[Goal of the exercise]
Scan the records for the string "value", then copy each line that has it.

[The data]
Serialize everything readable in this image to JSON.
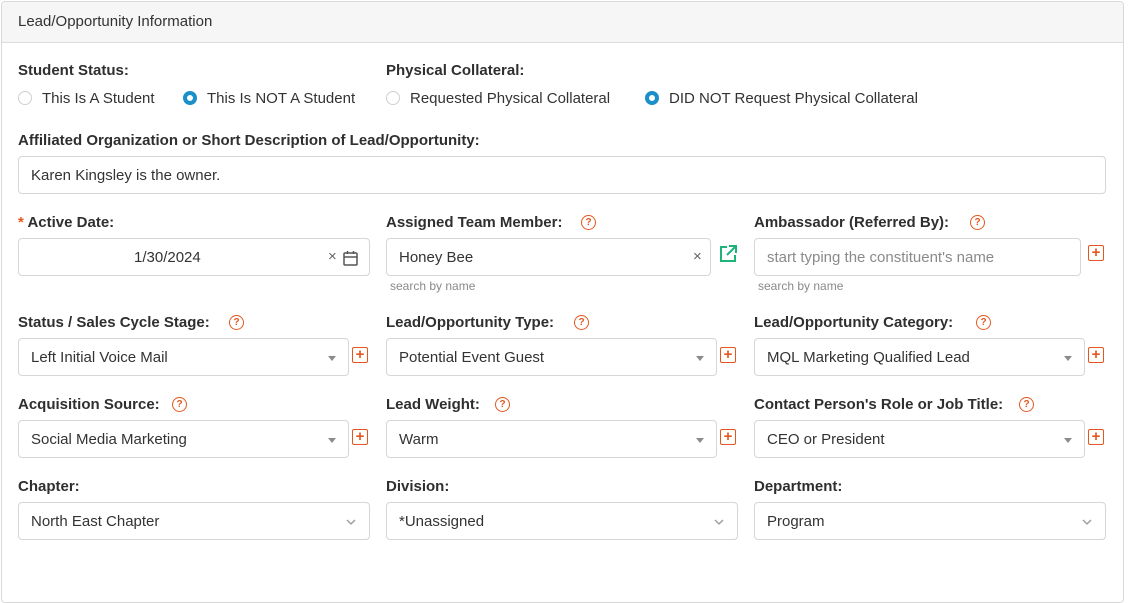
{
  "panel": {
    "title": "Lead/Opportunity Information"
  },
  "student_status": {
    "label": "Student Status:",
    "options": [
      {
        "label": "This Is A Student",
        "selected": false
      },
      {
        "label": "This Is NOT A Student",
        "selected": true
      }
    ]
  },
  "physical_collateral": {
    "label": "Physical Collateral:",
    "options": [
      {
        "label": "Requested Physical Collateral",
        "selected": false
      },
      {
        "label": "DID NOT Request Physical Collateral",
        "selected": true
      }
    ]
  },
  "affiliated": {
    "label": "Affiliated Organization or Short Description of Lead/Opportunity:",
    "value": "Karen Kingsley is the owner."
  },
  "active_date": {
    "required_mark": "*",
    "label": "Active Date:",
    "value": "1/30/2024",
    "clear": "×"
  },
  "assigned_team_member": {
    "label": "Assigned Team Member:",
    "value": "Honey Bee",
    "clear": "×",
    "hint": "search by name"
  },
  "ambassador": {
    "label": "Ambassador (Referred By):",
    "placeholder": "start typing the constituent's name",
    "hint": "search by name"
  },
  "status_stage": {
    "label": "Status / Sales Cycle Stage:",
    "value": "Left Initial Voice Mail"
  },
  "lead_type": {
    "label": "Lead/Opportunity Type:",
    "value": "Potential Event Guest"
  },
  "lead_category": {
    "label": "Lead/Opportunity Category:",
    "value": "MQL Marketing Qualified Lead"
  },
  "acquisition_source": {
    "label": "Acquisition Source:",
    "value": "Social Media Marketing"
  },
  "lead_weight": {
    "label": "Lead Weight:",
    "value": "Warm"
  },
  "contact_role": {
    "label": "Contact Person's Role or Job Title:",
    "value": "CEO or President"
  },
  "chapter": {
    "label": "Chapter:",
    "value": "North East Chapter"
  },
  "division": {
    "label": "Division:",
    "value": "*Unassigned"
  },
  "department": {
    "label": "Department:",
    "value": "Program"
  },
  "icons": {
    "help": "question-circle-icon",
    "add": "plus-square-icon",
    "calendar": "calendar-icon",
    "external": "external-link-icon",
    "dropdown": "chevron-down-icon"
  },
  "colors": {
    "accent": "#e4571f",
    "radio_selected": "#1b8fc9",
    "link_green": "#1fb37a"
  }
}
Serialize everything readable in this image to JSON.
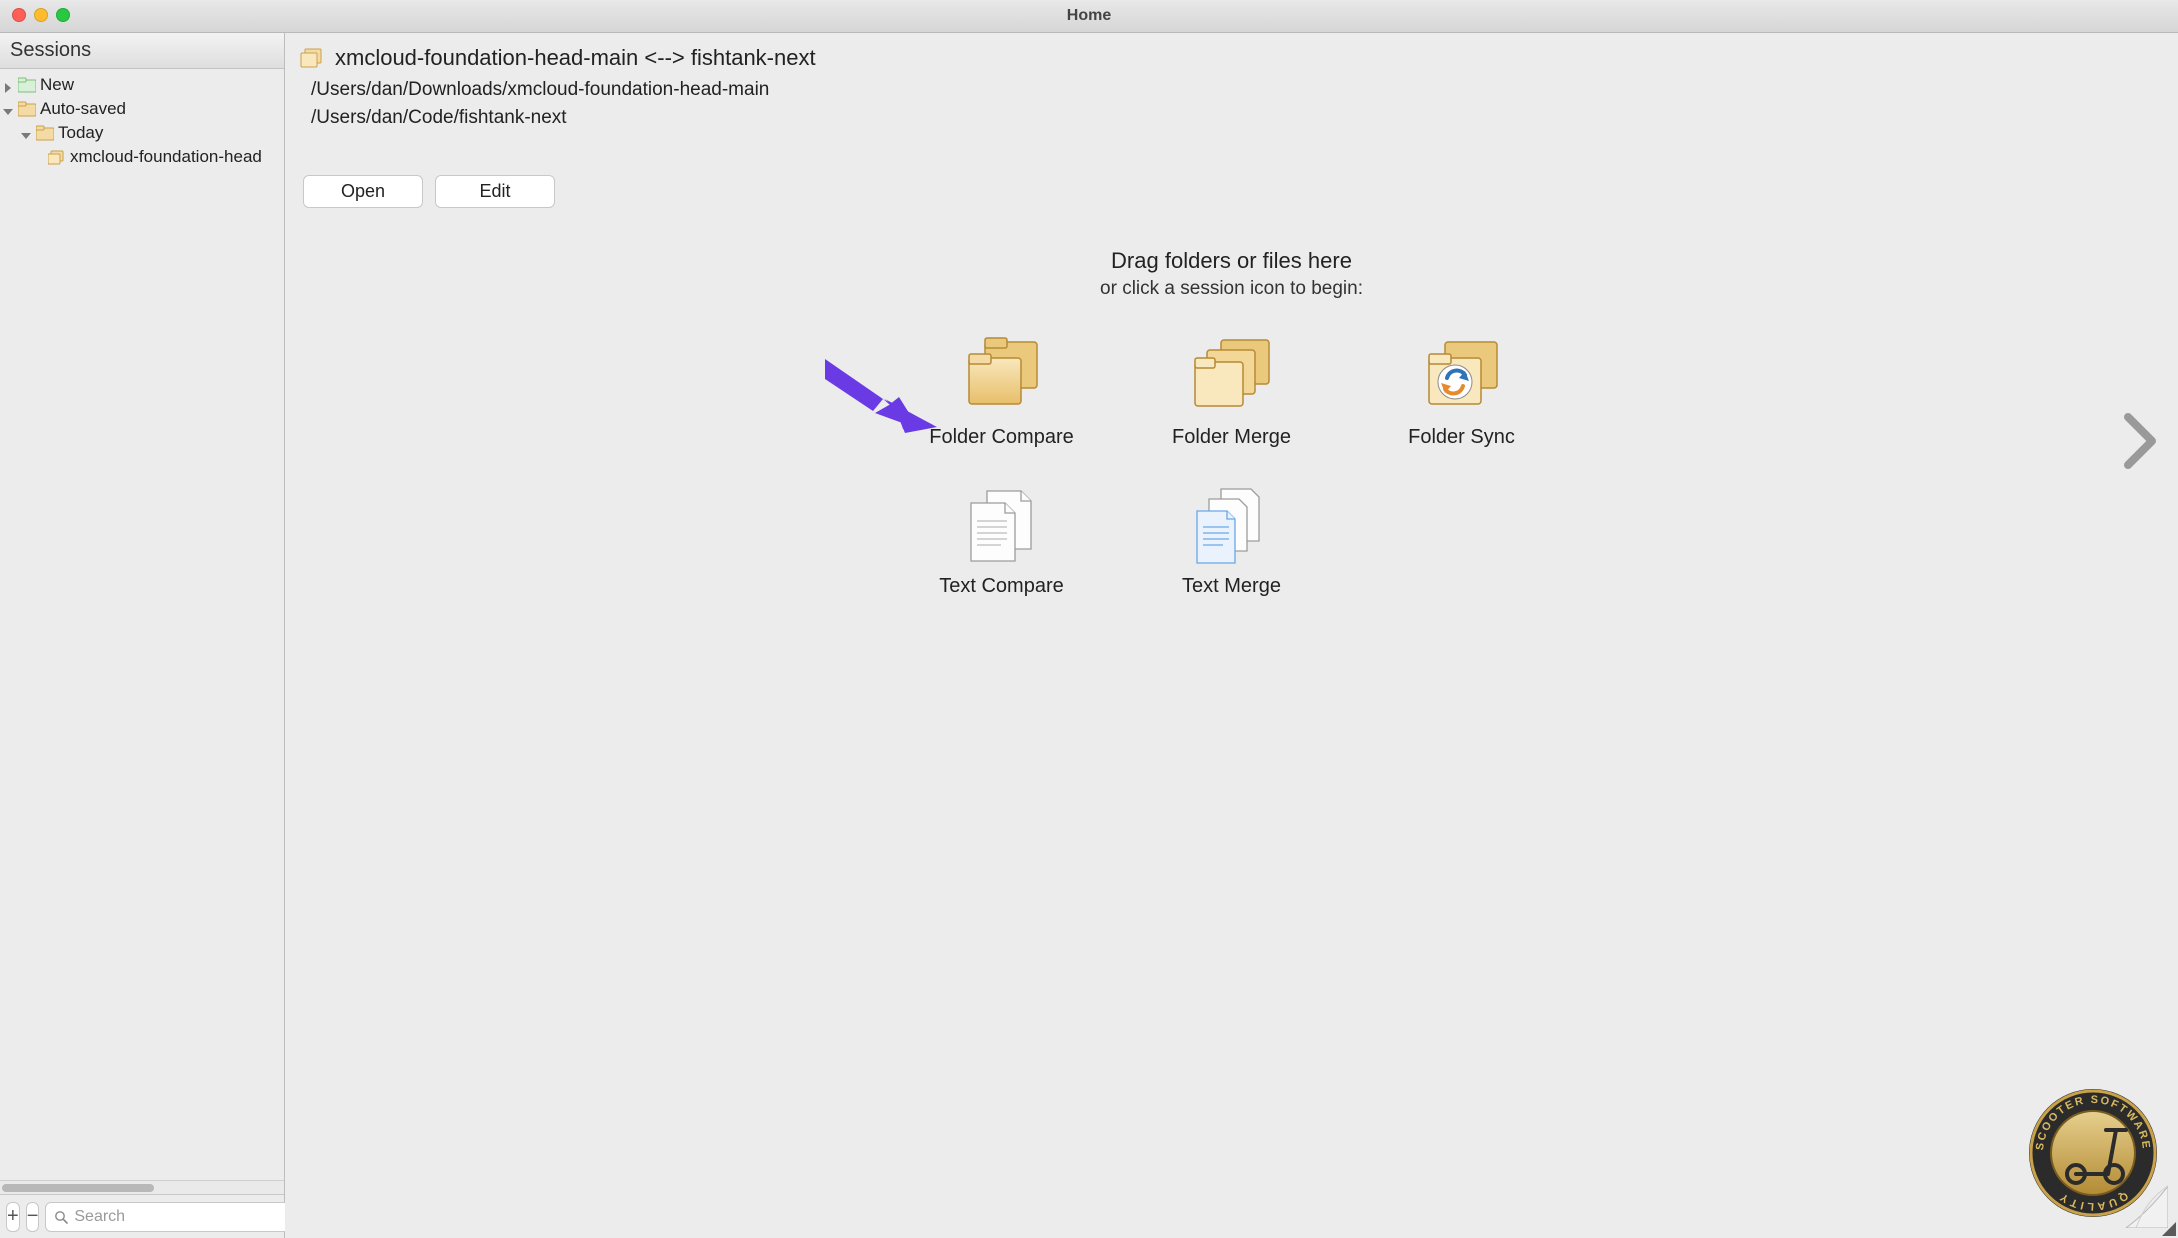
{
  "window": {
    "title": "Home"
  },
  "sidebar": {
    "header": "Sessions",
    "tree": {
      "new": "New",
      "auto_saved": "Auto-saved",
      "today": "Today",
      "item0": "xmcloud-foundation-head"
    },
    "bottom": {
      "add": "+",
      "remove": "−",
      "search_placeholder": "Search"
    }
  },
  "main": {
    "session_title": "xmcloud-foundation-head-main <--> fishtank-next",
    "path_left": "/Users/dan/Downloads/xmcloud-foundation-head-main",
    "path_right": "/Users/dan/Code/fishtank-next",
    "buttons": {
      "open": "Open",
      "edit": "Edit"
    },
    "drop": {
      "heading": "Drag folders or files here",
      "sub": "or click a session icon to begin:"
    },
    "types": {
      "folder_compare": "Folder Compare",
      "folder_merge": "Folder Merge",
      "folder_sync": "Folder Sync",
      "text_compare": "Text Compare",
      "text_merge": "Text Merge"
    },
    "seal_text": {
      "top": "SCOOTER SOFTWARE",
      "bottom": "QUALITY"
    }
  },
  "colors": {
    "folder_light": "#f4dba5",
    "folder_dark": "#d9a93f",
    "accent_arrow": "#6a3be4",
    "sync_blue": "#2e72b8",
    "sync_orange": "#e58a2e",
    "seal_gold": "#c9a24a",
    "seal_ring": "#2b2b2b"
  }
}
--
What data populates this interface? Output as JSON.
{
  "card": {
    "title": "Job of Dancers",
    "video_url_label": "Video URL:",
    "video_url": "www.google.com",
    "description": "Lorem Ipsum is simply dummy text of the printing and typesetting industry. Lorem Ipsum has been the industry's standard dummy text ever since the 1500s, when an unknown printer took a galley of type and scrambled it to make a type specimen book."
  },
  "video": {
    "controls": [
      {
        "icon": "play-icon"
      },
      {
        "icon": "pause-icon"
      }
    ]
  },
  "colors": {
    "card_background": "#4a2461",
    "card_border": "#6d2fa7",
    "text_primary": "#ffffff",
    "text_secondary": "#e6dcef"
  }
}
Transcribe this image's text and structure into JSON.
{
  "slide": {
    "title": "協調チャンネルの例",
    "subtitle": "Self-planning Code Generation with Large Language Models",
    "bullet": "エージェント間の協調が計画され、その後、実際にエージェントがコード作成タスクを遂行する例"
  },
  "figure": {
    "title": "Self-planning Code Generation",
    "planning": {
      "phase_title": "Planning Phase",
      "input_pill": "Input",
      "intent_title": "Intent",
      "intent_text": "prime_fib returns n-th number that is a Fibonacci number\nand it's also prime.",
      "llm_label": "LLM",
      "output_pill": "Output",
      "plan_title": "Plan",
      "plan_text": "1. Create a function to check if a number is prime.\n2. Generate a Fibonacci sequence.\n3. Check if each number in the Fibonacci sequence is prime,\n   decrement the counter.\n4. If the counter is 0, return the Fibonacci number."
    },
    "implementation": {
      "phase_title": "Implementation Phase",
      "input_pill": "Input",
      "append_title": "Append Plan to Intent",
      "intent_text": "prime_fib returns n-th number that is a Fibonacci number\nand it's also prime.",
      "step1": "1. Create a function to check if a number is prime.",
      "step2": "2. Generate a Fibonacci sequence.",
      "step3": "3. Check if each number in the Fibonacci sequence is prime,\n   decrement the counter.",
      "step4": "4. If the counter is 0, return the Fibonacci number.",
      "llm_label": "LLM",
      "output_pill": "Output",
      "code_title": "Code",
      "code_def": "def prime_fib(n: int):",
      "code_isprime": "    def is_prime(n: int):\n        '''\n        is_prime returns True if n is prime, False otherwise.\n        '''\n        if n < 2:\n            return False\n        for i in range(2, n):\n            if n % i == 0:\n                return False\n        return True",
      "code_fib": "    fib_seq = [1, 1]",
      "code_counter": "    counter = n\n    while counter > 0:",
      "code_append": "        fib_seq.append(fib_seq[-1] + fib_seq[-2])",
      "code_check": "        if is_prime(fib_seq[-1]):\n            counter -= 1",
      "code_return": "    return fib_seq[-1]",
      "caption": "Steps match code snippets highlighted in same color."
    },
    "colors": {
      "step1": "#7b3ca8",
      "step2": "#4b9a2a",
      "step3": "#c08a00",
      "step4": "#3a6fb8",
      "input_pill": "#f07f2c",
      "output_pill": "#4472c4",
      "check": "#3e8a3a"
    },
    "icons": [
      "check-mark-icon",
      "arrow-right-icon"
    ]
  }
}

[Output for this task]
    "value": "Karen Kingsley is the owner."
    "value": "1/30/2024",
    "value": "Honey Bee",
    "value": "Left Initial Voice Mail"
    "value": "Potential Event Guest"
    "value": "MQL Marketing Qualified Lead"
    "value": "Social Media Marketing"
    "value": "Warm"
    "value": "CEO or President"
    "value": "North East Chapter"
    "value": "*Unassigned"
    "value": "Program"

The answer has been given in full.